Indicates to compilers that a method call or attribute should be ignored unless a specified conditional compilation symbol is defined.
Assembly: mscorlib (in mscorlib.dll)
Thetype exposes the following members.
|Equals||Infrastructure. Returns a value that indicates whether this instance is equal to a specified object. (Inherited from Attribute.)|
|Finalize||Allows an object to try to free resources and perform other cleanup operations before it is reclaimed by garbage collection. (Inherited from Object.)|
|GetHashCode||Returns the hash code for this instance. (Inherited from Attribute.)|
|GetType||Gets the Type of the current instance. (Inherited from Object.)|
|IsDefaultAttribute||When overridden in a derived class, indicates whether the value of this instance is the default value for the derived class. (Inherited from Attribute.)|
|Match||When overridden in a derived class, returns a value that indicates whether this instance equals a specified object. (Inherited from Attribute.)|
|MemberwiseClone||Creates a shallow copy of the current Object. (Inherited from Object.)|

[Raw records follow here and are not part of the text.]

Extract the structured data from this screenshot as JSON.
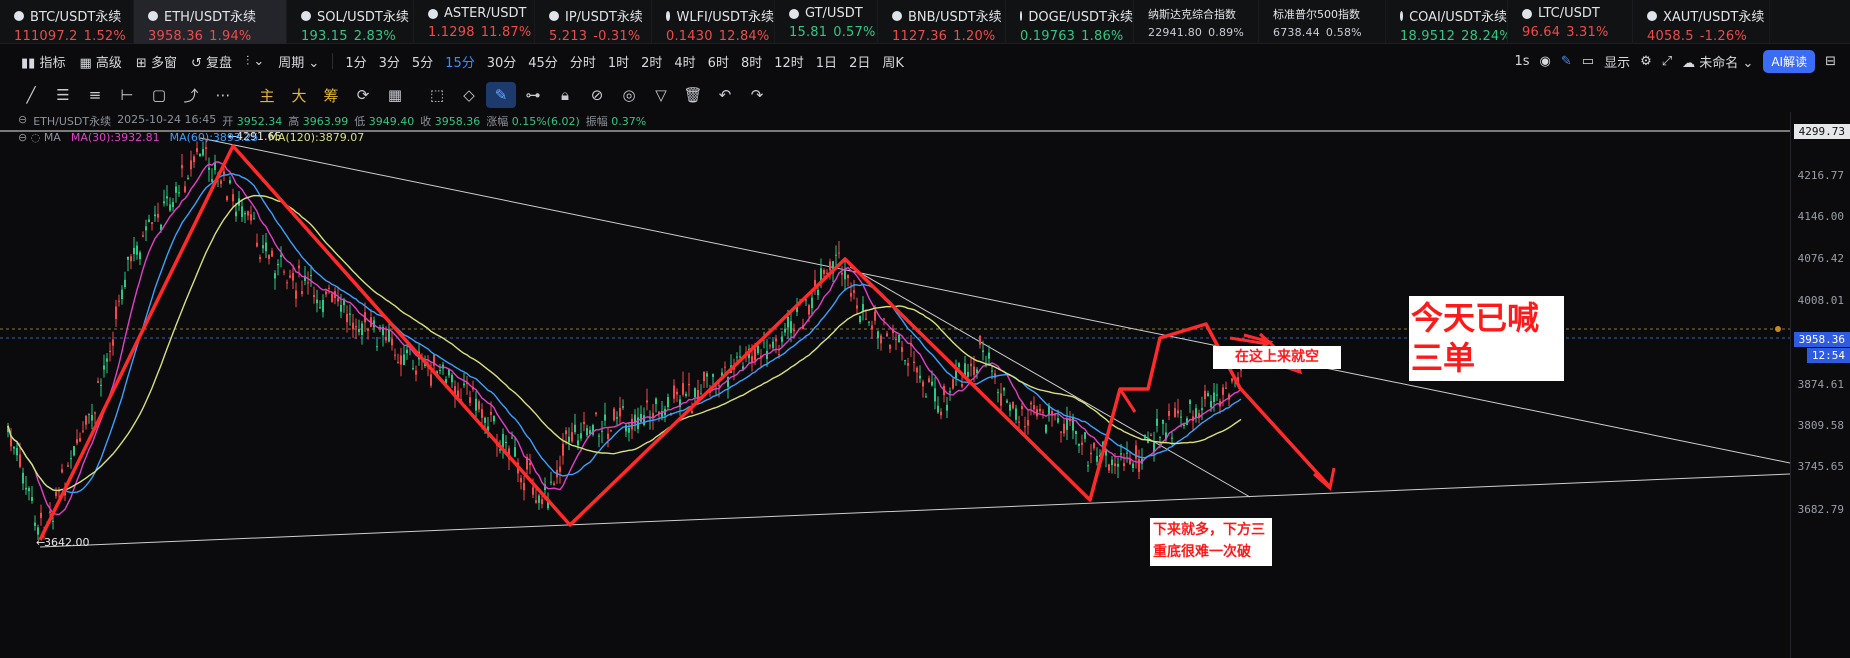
{
  "tickers": [
    {
      "name": "BTC/USDT永续",
      "price": "111097.2",
      "change": "1.52%",
      "trend": "dn"
    },
    {
      "name": "ETH/USDT永续",
      "price": "3958.36",
      "change": "1.94%",
      "trend": "dn"
    },
    {
      "name": "SOL/USDT永续",
      "price": "193.15",
      "change": "2.83%",
      "trend": "up"
    },
    {
      "name": "ASTER/USDT",
      "price": "1.1298",
      "change": "11.87%",
      "trend": "dn"
    },
    {
      "name": "IP/USDT永续",
      "price": "5.213",
      "change": "-0.31%",
      "trend": "dn"
    },
    {
      "name": "WLFI/USDT永续",
      "price": "0.1430",
      "change": "12.84%",
      "trend": "dn"
    },
    {
      "name": "GT/USDT",
      "price": "15.81",
      "change": "0.57%",
      "trend": "up"
    },
    {
      "name": "BNB/USDT永续",
      "price": "1127.36",
      "change": "1.20%",
      "trend": "dn"
    },
    {
      "name": "DOGE/USDT永续",
      "price": "0.19763",
      "change": "1.86%",
      "trend": "up"
    },
    {
      "name": "纳斯达克综合指数",
      "price": "22941.80",
      "change": "0.89%",
      "trend": "neu"
    },
    {
      "name": "标准普尔500指数",
      "price": "6738.44",
      "change": "0.58%",
      "trend": "neu"
    },
    {
      "name": "COAI/USDT永续",
      "price": "18.9512",
      "change": "28.24%",
      "trend": "up"
    },
    {
      "name": "LTC/USDT",
      "price": "96.64",
      "change": "3.31%",
      "trend": "dn"
    },
    {
      "name": "XAUT/USDT永续",
      "price": "4058.5",
      "change": "-1.26%",
      "trend": "dn"
    }
  ],
  "toolbar": {
    "indicators": "指标",
    "advanced": "高级",
    "multiwin": "多窗",
    "replay": "复盘",
    "period": "周期",
    "intervals": [
      "1分",
      "3分",
      "5分",
      "15分",
      "30分",
      "45分",
      "分时",
      "1时",
      "2时",
      "4时",
      "6时",
      "8时",
      "12时",
      "1日",
      "2日",
      "周K"
    ],
    "selected_interval": "15分",
    "sec": "1s",
    "display": "显示",
    "unnamed": "未命名",
    "ai": "AI解读"
  },
  "drawtools": {
    "main": "主",
    "big": "大",
    "chips": "筹"
  },
  "info": {
    "symbol": "ETH/USDT永续",
    "date": "2025-10-24 16:45",
    "open_label": "开",
    "open": "3952.34",
    "high_label": "高",
    "high": "3963.99",
    "low_label": "低",
    "low": "3949.40",
    "close_label": "收",
    "close": "3958.36",
    "chg_label": "涨幅",
    "chg": "0.15%(6.02)",
    "amp_label": "振幅",
    "amp": "0.37%",
    "ma_label": "MA",
    "ma30": "MA(30):3932.81",
    "ma60": "MA(60):3893.25",
    "ma120": "MA(120):3879.07"
  },
  "axis": {
    "ticks": [
      "4216.77",
      "4146.00",
      "4076.42",
      "4008.01",
      "3874.61",
      "3809.58",
      "3745.65",
      "3682.79"
    ],
    "top_box": "4299.73",
    "price_box": "3958.36",
    "countdown": "12:54"
  },
  "chart_labels": {
    "high": "4291.65",
    "low": "3642.00"
  },
  "notes": {
    "today": "今天已喊三单",
    "short_zone": "在这上来就空",
    "long_zone": "下来就多，下方三重底很难一次破"
  },
  "colors": {
    "ma30": "#e040c8",
    "ma60": "#3aa0ff",
    "ma120": "#d8e07a",
    "arrow": "#ff2a2a",
    "up": "#2ec785",
    "down": "#f04a4a"
  }
}
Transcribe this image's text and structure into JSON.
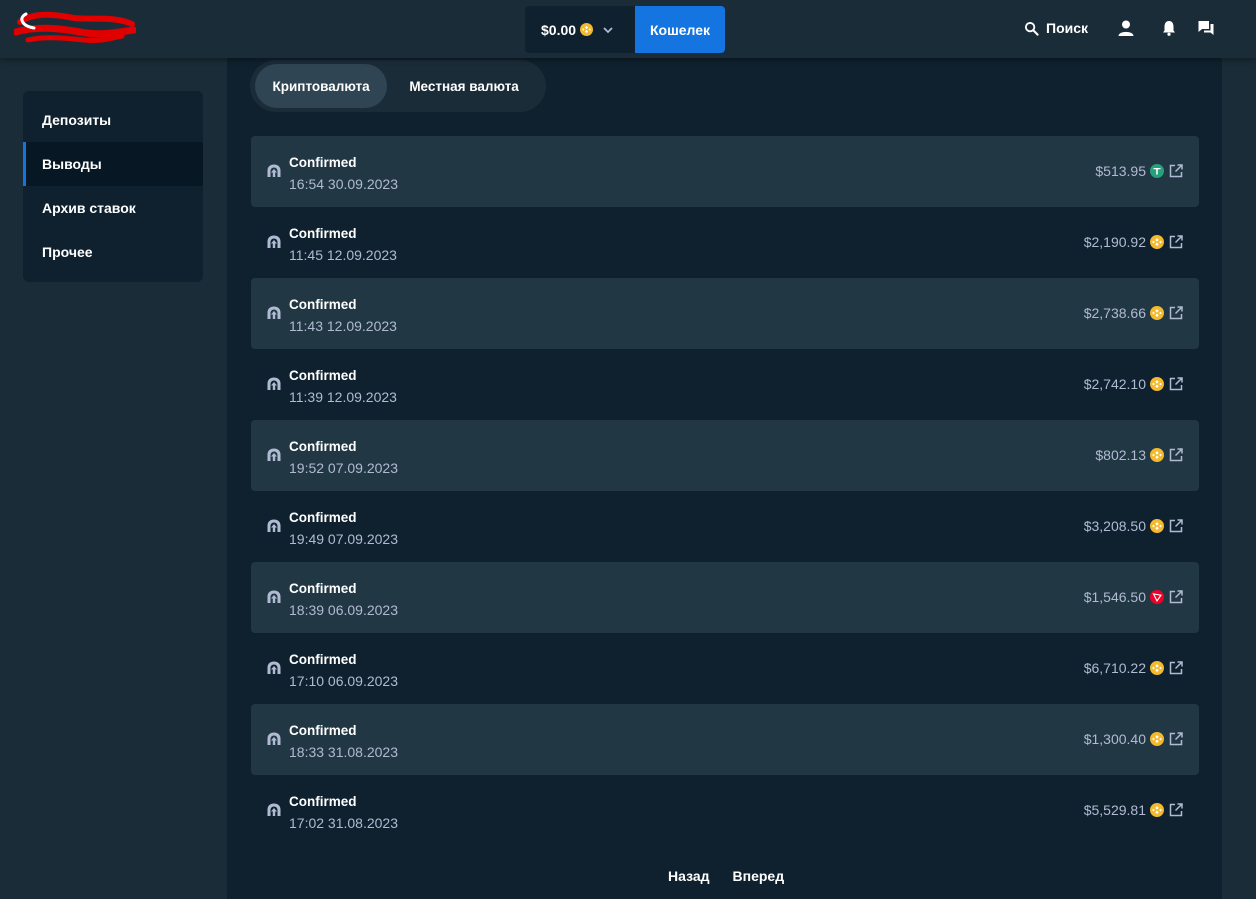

|ToString||Returns a string that represents the current object. (Inherited from Object.)|
|_Attribute::GetIDsOfNames||Maps a set of names to a corresponding set of dispatch identifiers. (Inherited from Attribute.)|
|_Attribute::GetTypeInfo||Retrieves the type information for an object, which can be used to get the type information for an interface. (Inherited from Attribute.)|
|_Attribute::GetTypeInfoCount||Retrieves the number of type information interfaces that an object provides (either 0 or 1). (Inherited from Attribute.)|
|_Attribute::Invoke||Provides access to properties and methods exposed by an object. (Inherited from Attribute.)|
You can apply the attribute to methods and classes. However, its use on classes is valid only for types that are derived from Attribute. either will be ignored or will produce a compiler warning or error message if you apply it to any other type.
In the .NET Framework versions 1.0 and 1.1, the attribute can be applied only to methods.
Applying to a method indicates to compilers that a call to the method should not be compiled into Microsoft intermediate language (MSIL) unless the conditional compilation symbol that is associated with is defined. You will get a compilation error in Visual Studio if you apply this attribute to a method that does not return void. Applying to an attribute indicates that the attribute should not be emitted to metadata unless the conditional compilation symbol is defined. Any arguments passed to the method or attribute are still type-checked by the compiler.
You can use the following techniques to define conditional compilation symbols:
Compiler command-line options (for example, /define:DEBUG).
Environment variables in the operating system shell (for example, set DEBUG=1).
Pragmas in the source code (for example, #define DEBUG to define the compilation variable and #undef DEBUG to undefine it).
Compilers that comply with the Common Language Specification (CLS) are permitted to ignore . The C#, J#, and Visual Basic compilers support ; the C++ and JScript compilers do not support the attribute.
For more information about how to use attributes, see Extending Metadata Using Attributes.
The following code example demonstrates the use of . The example assumes that the condition is defined in the /define compiler option. You can obtain different results by changing the compiler option. You can optionally define the conditions in the sample code instead of identifying them as compiler options.
Windows 7, Windows Vista SP1 or later, Windows XP SP3, Windows XP SP2 x64 Edition, Windows Server 2008 (Server Core not supported), Windows Server 2008 R2 (Server Core supported with SP1 or later), Windows Server 2003 SP2
The .NET Framework does not support all versions of every platform. For a list of the supported versions, see .NET Framework System Requirements.